{{< codelines "Agda" "agdaissomething/example.agda" 49 58 >}}




Agda calls records that include both the operation and its `IsSomething` record


_bundles_ (see [`Algebra.Bundles`](https://agda.github.io/agdastdlib/Algebra.Bundles.html), for example).


Notice that the bundles don't contain other bundles; that would lead right back


to the "bottomup" data flow in which a parent record has to access the operations and


values stored in its fields. Thus, bundles occur only at the top level; you use


them if they represent _the whole_ algebraic structure you need, rather than


an aspect of it.




### Bonus: Using Parameterized Modules to Avoid Repetitive Arguments




One annoying thing about our definitions above is that we had to accept our


binary operation, and sometimes the zero element, as an argument to each one,


and to thread it through to all the fields that require it. Agda has a nice


mechanism to help alleviate some of this repetition: [parameterized modules](https://agda.readthedocs.io/en/latest/language/modulesystem.html#parameterisedmodules).


We can define a _whole module_ that accepts the binary operation as an argument;


it will be implicitly passed as an argument to all of the definitions within.


Thus, our entire `IsMonoid` and `IsSemigroup` code could look like this:




{{< codelines "Agda" "agdaissomething/example.agda" 60 71 >}}




The more `IsSomething` records you declare, the more effective this trick becomes.




### Conclusion


That's all I have!

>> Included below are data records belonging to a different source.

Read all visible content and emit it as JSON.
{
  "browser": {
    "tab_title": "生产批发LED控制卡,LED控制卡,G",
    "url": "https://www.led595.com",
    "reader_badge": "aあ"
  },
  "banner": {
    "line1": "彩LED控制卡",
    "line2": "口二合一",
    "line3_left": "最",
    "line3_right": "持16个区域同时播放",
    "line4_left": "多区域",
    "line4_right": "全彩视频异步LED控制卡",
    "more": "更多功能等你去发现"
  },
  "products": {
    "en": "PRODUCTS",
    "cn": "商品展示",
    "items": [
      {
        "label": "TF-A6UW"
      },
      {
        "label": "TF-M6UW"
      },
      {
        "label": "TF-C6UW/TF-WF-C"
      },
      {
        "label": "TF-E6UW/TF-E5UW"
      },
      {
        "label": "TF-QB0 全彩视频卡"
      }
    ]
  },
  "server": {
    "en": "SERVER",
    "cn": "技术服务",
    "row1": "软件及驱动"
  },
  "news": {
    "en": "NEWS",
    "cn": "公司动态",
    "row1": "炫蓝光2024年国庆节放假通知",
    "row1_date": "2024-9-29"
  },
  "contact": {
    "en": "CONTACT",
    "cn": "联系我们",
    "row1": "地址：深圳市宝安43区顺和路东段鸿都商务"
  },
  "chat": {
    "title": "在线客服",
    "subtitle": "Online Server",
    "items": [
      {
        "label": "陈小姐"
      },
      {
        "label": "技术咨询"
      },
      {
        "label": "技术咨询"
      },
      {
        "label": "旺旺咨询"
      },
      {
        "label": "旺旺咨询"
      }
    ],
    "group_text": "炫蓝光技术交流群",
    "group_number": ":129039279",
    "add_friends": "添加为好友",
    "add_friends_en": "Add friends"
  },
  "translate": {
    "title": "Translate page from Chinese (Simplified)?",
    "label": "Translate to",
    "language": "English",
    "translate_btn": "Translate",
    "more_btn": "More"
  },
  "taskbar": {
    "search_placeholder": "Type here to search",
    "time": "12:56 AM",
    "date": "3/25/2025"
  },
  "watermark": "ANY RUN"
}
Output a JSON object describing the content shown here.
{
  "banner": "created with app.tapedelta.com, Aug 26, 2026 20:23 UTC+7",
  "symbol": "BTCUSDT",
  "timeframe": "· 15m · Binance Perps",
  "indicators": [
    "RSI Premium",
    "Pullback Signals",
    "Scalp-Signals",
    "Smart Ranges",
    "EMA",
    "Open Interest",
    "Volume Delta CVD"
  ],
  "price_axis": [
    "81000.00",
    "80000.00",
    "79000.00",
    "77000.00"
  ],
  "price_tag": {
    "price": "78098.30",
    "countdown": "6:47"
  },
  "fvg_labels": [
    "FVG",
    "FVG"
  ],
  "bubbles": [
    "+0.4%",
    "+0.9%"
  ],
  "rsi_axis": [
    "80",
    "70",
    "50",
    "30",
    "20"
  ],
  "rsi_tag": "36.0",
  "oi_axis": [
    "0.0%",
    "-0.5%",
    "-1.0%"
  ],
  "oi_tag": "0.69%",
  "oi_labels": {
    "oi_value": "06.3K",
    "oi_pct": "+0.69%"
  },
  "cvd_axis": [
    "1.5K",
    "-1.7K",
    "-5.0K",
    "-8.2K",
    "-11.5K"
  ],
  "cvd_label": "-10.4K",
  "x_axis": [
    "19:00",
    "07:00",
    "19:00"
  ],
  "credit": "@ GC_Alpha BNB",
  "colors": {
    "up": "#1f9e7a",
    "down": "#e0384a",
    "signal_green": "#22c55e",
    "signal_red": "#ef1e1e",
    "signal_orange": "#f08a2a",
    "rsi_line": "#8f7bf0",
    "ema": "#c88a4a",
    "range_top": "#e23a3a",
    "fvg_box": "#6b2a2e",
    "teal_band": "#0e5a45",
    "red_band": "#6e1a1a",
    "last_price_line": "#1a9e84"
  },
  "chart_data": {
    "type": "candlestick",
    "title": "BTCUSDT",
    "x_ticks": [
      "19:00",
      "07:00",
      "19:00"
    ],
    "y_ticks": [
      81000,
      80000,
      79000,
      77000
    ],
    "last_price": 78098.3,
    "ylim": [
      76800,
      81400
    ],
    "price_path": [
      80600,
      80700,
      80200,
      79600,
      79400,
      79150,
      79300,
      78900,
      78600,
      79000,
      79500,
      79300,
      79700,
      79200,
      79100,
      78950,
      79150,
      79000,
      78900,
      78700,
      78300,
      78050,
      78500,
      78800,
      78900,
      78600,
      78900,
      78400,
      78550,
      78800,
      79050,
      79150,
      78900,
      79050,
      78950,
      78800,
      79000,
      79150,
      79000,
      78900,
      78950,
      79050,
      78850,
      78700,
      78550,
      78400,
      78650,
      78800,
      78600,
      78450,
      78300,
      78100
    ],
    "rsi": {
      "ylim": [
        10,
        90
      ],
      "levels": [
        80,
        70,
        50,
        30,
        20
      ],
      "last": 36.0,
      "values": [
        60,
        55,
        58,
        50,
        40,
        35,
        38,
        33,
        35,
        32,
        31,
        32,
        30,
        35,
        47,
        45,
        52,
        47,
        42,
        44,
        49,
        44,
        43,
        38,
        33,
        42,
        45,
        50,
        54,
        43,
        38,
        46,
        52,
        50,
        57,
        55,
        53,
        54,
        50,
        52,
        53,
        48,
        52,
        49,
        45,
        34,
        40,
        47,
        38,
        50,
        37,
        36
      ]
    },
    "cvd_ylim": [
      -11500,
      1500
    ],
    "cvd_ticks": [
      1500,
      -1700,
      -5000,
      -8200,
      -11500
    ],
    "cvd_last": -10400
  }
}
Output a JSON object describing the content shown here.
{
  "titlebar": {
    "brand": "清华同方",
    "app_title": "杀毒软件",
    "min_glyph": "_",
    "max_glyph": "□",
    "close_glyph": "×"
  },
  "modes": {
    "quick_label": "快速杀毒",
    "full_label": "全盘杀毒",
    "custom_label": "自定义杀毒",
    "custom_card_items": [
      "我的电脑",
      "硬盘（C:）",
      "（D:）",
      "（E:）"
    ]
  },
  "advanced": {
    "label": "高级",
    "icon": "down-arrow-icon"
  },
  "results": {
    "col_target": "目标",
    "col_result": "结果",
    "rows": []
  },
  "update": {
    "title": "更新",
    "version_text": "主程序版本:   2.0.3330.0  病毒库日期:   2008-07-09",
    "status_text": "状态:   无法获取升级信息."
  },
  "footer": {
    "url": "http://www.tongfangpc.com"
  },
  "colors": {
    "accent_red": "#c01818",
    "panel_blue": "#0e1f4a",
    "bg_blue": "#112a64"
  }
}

The pattern I've described shows up all over the Agda


standard library; the example that made me come across it was


the [`Algebra.Structures` module](https://agda.github.io/agdastdlib/Algebra.Structures.html).


I hope you find it useful.




Happy (dependently typed) programming!

Loading…
Reference in New Issue
Block a user